▶ _EXERCISE BRIEF_
Each entry needs to be reproduced verbatim.

▶ _DATA SUPPLIED_
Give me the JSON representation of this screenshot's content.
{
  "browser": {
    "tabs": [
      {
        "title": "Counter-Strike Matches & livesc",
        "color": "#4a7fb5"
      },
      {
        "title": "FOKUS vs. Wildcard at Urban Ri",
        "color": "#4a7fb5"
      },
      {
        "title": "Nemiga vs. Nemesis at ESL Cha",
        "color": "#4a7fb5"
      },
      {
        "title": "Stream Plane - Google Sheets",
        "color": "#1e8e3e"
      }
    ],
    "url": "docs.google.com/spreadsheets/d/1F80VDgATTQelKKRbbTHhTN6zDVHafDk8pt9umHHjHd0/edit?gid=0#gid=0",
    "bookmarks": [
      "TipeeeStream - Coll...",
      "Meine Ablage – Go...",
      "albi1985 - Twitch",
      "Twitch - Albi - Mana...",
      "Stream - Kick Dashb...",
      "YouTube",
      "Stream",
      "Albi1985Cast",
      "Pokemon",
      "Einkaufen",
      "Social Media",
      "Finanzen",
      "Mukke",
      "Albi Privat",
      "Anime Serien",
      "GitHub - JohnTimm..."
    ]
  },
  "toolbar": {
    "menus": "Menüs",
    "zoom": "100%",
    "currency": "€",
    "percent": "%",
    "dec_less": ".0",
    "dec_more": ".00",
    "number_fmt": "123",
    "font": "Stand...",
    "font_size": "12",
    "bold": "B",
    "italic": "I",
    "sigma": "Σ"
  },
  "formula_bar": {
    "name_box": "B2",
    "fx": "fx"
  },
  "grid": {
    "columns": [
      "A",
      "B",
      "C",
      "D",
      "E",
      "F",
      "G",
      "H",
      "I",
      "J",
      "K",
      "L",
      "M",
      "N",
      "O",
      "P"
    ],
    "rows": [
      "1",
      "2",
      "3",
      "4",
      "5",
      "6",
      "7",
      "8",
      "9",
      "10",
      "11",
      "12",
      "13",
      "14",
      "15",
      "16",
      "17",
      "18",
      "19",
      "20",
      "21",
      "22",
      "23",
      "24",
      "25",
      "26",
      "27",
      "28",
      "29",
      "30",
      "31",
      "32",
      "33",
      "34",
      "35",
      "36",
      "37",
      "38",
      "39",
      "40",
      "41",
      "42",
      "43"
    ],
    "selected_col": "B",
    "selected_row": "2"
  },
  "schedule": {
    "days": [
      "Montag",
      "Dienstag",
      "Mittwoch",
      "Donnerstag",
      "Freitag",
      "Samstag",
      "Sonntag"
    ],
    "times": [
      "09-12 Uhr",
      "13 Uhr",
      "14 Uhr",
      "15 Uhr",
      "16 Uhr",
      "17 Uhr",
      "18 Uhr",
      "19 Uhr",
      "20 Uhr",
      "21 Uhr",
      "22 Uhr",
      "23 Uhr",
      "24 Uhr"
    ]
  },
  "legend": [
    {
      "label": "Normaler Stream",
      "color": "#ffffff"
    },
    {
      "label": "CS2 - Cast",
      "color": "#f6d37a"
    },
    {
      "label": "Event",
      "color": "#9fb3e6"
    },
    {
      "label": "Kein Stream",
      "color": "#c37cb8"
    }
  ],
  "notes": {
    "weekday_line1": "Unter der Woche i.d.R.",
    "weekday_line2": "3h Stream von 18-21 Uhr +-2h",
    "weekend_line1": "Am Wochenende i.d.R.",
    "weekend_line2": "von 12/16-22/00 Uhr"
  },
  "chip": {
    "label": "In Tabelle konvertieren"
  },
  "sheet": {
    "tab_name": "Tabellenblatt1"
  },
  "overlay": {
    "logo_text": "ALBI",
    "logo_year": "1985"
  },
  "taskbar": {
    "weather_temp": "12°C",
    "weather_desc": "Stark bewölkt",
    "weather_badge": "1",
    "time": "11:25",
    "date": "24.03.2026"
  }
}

▶ _ANSWER FOR THE TASK_
Give me the JSON representation of this screenshot's content.
{
  "browser": {
    "tabs": [
      {
        "title": "Counter-Strike Matches & livesc",
        "color": "#4a7fb5"
      },
      {
        "title": "FOKUS vs. Wildcard at Urban Ri",
        "color": "#4a7fb5"
      },
      {
        "title": "Nemiga vs. Nemesis at ESL Cha",
        "color": "#4a7fb5"
      },
      {
        "title": "Stream Plane - Google Sheets",
        "color": "#1e8e3e"
      }
    ],
    "url": "docs.google.com/spreadsheets/d/1F80VDgATTQelKKRbbTHhTN6zDVHafDk8pt9umHHjHd0/edit?gid=0#gid=0",
    "bookmarks": [
      "TipeeeStream - Coll...",
      "Meine Ablage – Go...",
      "albi1985 - Twitch",
      "Twitch - Albi - Mana...",
      "Stream - Kick Dashb...",
      "YouTube",
      "Stream",
      "Albi1985Cast",
      "Pokemon",
      "Einkaufen",
      "Social Media",
      "Finanzen",
      "Mukke",
      "Albi Privat",
      "Anime Serien",
      "GitHub - JohnTimm..."
    ]
  },
  "toolbar": {
    "menus": "Menüs",
    "zoom": "100%",
    "currency": "€",
    "percent": "%",
    "dec_less": ".0",
    "dec_more": ".00",
    "number_fmt": "123",
    "font": "Stand...",
    "font_size": "12",
    "bold": "B",
    "italic": "I",
    "sigma": "Σ"
  },
  "formula_bar": {
    "name_box": "B2",
    "fx": "fx"
  },
  "grid": {
    "columns": [
      "A",
      "B",
      "C",
      "D",
      "E",
      "F",
      "G",
      "H",
      "I",
      "J",
      "K",
      "L",
      "M",
      "N",
      "O",
      "P"
    ],
    "rows": [
      "1",
      "2",
      "3",
      "4",
      "5",
      "6",
      "7",
      "8",
      "9",
      "10",
      "11",
      "12",
      "13",
      "14",
      "15",
      "16",
      "17",
      "18",
      "19",
      "20",
      "21",
      "22",
      "23",
      "24",
      "25",
      "26",
      "27",
      "28",
      "29",
      "30",
      "31",
      "32",
      "33",
      "34",
      "35",
      "36",
      "37",
      "38",
      "39",
      "40",
      "41",
      "42",
      "43"
    ],
    "selected_col": "B",
    "selected_row": "2"
  },
  "schedule": {
    "days": [
      "Montag",
      "Dienstag",
      "Mittwoch",
      "Donnerstag",
      "Freitag",
      "Samstag",
      "Sonntag"
    ],
    "times": [
      "09-12 Uhr",
      "13 Uhr",
      "14 Uhr",
      "15 Uhr",
      "16 Uhr",
      "17 Uhr",
      "18 Uhr",
      "19 Uhr",
      "20 Uhr",
      "21 Uhr",
      "22 Uhr",
      "23 Uhr",
      "24 Uhr"
    ]
  },
  "legend": [
    {
      "label": "Normaler Stream",
      "color": "#ffffff"
    },
    {
      "label": "CS2 - Cast",
      "color": "#f6d37a"
    },
    {
      "label": "Event",
      "color": "#9fb3e6"
    },
    {
      "label": "Kein Stream",
      "color": "#c37cb8"
    }
  ],
  "notes": {
    "weekday_line1": "Unter der Woche i.d.R.",
    "weekday_line2": "3h Stream von 18-21 Uhr +-2h",
    "weekend_line1": "Am Wochenende i.d.R.",
    "weekend_line2": "von 12/16-22/00 Uhr"
  },
  "chip": {
    "label": "In Tabelle konvertieren"
  },
  "sheet": {
    "tab_name": "Tabellenblatt1"
  },
  "overlay": {
    "logo_text": "ALBI",
    "logo_year": "1985"
  },
  "taskbar": {
    "weather_temp": "12°C",
    "weather_desc": "Stark bewölkt",
    "weather_badge": "1",
    "time": "11:25",
    "date": "24.03.2026"
  }
}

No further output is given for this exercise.